• **TASK DIRECTIONS**:
As the answer, give a copy of each line below that includes the word "text".

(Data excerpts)

============================================================

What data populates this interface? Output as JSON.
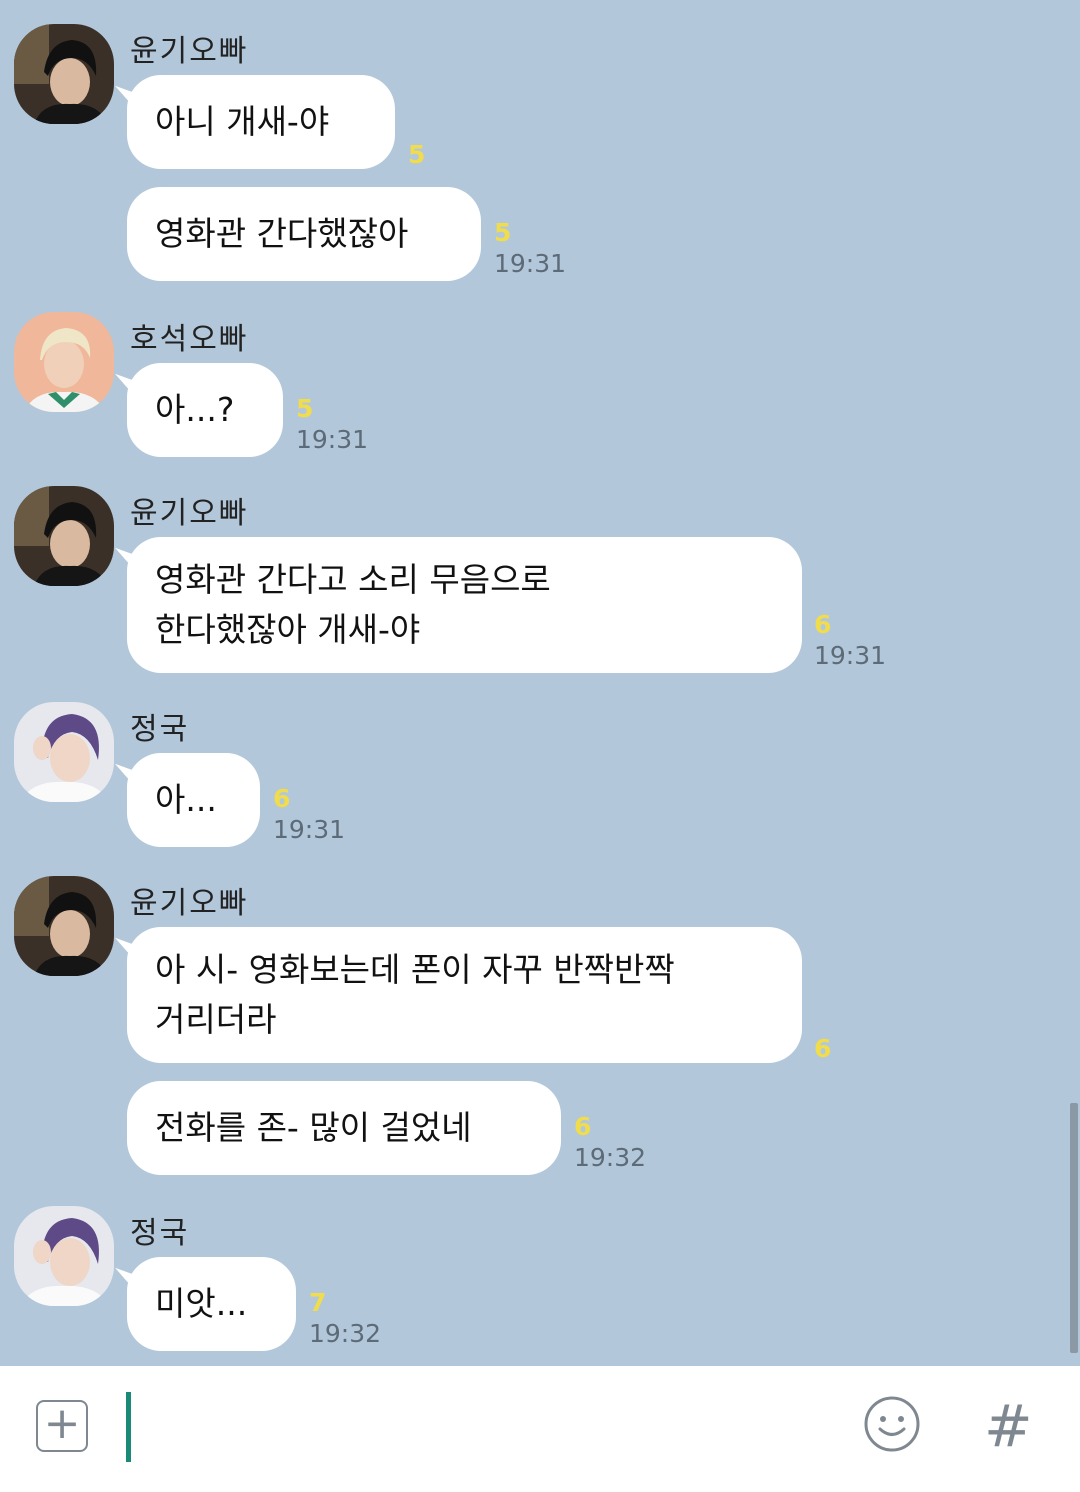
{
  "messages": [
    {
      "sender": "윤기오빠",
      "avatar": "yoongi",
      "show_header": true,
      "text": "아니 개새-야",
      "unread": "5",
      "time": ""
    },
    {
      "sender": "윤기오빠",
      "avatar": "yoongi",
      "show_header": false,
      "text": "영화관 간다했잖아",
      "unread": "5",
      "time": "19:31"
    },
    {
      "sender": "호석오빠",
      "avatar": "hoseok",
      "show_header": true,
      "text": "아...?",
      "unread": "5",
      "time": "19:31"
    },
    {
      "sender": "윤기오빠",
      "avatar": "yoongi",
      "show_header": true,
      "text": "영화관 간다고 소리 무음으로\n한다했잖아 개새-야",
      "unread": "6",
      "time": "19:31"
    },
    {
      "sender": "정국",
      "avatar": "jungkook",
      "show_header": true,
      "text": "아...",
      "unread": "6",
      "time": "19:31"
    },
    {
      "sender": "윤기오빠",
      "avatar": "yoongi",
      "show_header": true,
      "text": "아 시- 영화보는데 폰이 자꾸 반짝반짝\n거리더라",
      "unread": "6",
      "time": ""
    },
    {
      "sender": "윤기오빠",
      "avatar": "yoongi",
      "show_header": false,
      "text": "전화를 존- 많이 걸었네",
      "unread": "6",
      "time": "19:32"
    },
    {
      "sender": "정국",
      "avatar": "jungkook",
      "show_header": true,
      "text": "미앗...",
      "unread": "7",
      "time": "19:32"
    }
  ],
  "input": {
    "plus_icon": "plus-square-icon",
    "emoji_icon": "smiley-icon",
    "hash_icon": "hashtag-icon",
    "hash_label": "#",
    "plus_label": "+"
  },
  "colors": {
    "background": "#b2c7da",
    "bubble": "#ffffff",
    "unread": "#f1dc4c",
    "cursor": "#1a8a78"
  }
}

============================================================

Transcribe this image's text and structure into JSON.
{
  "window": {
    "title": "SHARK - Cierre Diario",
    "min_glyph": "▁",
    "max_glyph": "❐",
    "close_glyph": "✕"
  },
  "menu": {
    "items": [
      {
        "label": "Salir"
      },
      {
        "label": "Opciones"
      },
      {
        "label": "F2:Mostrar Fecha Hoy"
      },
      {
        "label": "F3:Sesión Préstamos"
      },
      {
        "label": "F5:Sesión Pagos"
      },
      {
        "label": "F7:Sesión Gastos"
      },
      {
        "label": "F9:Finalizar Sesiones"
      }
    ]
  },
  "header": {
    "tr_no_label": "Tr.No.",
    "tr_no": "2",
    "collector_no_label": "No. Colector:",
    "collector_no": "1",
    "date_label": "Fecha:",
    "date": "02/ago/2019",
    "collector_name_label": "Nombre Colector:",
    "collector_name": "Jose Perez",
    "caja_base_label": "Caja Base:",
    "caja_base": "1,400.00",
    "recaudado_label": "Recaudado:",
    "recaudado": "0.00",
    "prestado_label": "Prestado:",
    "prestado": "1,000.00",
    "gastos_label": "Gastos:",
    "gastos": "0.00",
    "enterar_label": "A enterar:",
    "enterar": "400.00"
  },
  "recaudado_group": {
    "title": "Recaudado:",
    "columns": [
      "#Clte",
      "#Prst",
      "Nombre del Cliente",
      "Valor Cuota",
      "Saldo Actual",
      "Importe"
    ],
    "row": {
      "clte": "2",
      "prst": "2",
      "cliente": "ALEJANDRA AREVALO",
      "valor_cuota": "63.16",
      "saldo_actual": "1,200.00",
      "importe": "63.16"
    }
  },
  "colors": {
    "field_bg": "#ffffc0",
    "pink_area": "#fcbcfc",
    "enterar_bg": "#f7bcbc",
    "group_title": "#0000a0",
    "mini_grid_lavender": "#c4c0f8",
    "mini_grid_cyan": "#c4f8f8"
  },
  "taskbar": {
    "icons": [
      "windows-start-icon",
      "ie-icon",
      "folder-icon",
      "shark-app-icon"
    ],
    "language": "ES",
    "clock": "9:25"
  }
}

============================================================

• **WRITTEN SOLUTION**:
      "text": "아니 개새-야",
      "text": "영화관 간다했잖아",
      "text": "아...?",
      "text": "영화관 간다고 소리 무음으로\n한다했잖아 개새-야",
      "text": "아...",
      "text": "아 시- 영화보는데 폰이 자꾸 반짝반짝\n거리더라",
      "text": "전화를 존- 많이 걸었네",
      "text": "미앗...",
Transcribe this image's text and structure into JSON.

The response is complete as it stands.